◆ The input:

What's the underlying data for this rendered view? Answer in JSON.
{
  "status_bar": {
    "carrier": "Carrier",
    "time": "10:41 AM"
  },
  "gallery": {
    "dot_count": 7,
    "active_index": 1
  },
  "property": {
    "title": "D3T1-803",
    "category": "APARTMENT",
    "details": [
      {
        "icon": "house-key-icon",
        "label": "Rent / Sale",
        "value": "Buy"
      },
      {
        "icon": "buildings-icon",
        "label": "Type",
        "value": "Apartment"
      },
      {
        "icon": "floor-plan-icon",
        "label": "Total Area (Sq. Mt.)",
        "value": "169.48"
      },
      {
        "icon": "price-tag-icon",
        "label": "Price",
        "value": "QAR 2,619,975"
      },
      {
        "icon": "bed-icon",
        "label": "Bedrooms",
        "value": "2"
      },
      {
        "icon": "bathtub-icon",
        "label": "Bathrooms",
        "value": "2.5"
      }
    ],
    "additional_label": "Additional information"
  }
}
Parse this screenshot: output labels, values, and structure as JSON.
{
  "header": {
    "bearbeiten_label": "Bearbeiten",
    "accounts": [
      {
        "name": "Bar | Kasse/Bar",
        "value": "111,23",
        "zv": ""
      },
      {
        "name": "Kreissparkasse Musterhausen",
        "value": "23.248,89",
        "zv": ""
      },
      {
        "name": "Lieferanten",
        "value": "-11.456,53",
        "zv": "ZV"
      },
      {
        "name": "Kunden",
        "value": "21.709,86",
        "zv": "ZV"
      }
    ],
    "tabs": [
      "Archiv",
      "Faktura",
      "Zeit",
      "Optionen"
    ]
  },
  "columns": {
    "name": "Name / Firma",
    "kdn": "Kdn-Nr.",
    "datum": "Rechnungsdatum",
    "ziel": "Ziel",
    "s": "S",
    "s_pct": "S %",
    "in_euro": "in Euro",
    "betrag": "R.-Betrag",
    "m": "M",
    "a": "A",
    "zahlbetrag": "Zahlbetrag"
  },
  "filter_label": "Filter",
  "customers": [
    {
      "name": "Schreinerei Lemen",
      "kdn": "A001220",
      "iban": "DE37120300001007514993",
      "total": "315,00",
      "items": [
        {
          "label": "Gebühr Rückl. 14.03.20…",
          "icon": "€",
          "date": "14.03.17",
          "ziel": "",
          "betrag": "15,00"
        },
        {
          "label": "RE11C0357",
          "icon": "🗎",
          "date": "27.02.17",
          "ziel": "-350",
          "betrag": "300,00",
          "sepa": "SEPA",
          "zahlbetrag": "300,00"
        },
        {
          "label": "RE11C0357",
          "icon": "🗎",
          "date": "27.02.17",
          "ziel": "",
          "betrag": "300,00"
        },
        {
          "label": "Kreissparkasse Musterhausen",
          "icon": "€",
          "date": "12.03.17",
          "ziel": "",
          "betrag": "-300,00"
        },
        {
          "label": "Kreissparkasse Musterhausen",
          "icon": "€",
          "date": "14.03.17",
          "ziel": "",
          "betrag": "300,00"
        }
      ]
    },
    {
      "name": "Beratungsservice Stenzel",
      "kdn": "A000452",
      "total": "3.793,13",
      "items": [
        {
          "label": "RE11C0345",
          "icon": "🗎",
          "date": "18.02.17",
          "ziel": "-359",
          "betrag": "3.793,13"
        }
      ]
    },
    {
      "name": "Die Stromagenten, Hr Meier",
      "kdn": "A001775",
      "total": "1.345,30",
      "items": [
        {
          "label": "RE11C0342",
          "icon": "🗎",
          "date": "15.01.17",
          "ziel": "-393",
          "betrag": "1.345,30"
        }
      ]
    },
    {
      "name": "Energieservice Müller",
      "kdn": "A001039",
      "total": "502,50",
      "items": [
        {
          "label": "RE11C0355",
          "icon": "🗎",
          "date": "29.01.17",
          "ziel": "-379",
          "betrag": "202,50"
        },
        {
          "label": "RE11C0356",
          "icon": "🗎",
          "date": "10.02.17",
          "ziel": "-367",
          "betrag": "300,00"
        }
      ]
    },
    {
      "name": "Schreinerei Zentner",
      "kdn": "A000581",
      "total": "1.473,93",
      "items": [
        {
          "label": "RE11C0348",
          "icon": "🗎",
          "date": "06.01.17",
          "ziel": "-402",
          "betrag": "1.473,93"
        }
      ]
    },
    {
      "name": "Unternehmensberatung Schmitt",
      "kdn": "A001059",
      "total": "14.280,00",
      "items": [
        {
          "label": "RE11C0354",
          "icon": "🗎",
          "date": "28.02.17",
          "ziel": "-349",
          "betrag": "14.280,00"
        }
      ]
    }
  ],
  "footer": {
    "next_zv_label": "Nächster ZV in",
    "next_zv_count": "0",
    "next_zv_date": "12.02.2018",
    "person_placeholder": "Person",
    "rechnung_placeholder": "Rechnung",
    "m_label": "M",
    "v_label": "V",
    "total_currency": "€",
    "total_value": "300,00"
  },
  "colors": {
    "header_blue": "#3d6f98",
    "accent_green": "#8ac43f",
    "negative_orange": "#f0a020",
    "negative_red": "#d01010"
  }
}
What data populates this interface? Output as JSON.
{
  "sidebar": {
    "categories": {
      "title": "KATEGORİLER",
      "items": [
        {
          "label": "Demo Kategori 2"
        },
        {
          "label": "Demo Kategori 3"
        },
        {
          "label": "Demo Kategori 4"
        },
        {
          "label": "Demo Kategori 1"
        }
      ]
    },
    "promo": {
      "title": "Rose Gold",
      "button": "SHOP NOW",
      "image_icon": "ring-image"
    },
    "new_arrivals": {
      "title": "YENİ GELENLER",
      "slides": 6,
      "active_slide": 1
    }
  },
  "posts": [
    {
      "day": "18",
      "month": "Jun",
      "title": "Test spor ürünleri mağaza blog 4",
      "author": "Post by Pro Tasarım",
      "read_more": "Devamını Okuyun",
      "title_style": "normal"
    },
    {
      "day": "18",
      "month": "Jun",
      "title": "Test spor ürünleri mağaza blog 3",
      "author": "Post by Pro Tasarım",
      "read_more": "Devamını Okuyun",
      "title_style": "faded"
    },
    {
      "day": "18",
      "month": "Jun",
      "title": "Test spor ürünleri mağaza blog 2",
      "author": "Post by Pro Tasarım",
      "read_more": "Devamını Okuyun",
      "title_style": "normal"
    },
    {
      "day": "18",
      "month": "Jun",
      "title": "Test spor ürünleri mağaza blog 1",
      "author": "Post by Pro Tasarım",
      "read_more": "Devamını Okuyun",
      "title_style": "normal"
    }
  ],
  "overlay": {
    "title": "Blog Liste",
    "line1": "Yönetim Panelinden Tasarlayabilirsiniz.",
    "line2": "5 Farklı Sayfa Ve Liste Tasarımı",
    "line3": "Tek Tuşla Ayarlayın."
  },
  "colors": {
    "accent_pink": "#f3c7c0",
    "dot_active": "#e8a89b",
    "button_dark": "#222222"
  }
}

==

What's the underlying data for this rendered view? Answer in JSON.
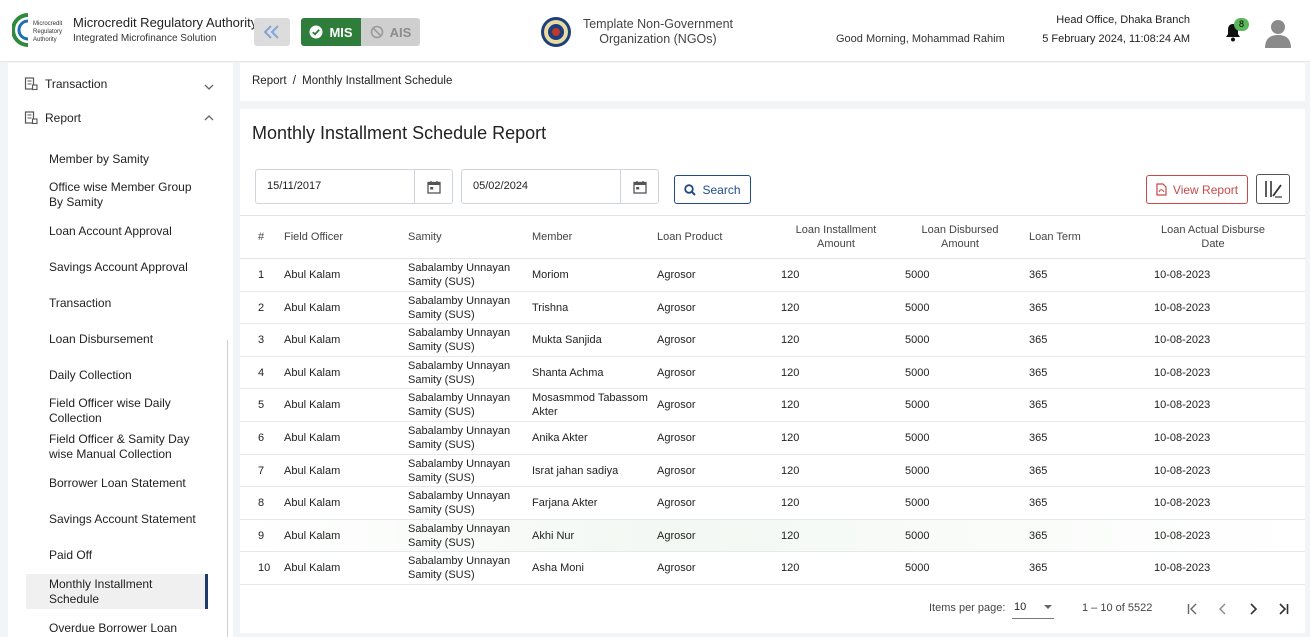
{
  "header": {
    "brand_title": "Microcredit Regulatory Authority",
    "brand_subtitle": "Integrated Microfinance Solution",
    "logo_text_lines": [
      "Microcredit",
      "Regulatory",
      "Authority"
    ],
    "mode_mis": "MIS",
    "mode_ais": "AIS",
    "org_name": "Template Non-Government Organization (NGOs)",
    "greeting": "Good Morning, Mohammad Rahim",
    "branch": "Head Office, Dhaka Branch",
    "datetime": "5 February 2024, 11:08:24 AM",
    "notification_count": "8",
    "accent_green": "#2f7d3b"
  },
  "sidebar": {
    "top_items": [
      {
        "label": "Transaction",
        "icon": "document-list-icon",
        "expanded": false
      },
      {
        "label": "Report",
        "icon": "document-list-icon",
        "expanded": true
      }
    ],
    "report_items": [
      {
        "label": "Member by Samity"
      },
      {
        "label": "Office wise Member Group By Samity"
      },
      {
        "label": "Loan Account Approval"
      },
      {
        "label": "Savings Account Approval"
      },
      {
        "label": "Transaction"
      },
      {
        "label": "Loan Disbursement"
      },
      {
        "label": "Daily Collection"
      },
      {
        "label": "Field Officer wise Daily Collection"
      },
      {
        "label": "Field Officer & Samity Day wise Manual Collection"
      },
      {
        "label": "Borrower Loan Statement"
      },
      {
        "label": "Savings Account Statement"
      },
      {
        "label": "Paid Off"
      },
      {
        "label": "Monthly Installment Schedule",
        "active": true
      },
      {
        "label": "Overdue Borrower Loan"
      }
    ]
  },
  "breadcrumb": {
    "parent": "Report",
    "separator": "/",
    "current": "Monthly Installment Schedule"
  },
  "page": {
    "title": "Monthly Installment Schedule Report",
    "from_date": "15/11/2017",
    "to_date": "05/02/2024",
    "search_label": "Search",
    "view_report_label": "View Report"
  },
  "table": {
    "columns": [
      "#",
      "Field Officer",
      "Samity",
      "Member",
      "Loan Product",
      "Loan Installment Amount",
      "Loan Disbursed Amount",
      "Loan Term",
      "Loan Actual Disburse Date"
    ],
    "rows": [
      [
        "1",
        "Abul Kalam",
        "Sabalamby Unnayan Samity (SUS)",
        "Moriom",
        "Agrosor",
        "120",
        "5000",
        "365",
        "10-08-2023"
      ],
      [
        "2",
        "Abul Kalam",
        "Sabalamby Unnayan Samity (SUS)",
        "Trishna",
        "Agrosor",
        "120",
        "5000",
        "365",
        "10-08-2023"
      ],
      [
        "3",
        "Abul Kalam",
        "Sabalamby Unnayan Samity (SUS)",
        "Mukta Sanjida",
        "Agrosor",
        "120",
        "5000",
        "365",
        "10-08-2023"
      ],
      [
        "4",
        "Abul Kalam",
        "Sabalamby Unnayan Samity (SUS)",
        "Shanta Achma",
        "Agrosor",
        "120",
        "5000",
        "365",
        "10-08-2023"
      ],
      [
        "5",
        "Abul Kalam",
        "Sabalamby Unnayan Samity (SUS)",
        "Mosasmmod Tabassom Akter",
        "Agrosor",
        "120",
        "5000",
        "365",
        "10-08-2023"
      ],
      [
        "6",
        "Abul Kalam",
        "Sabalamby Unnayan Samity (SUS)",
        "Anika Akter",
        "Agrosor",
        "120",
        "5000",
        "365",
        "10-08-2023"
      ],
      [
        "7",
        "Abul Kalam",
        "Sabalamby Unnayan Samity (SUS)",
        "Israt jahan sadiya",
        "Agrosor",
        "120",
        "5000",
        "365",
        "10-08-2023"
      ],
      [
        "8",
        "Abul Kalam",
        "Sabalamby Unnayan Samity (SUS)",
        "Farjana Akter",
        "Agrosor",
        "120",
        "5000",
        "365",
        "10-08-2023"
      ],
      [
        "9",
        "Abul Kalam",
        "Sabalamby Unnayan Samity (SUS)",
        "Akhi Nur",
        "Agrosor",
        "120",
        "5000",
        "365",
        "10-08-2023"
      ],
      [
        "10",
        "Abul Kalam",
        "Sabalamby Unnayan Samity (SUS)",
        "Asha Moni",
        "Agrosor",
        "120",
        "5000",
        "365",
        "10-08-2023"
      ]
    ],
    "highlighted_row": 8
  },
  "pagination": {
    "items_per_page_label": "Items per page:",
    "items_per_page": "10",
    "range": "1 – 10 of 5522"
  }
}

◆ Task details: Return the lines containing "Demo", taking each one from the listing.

◆ Task answer:
          "label": "Demo Kategori 2"
          "label": "Demo Kategori 3"
          "label": "Demo Kategori 4"
          "label": "Demo Kategori 1"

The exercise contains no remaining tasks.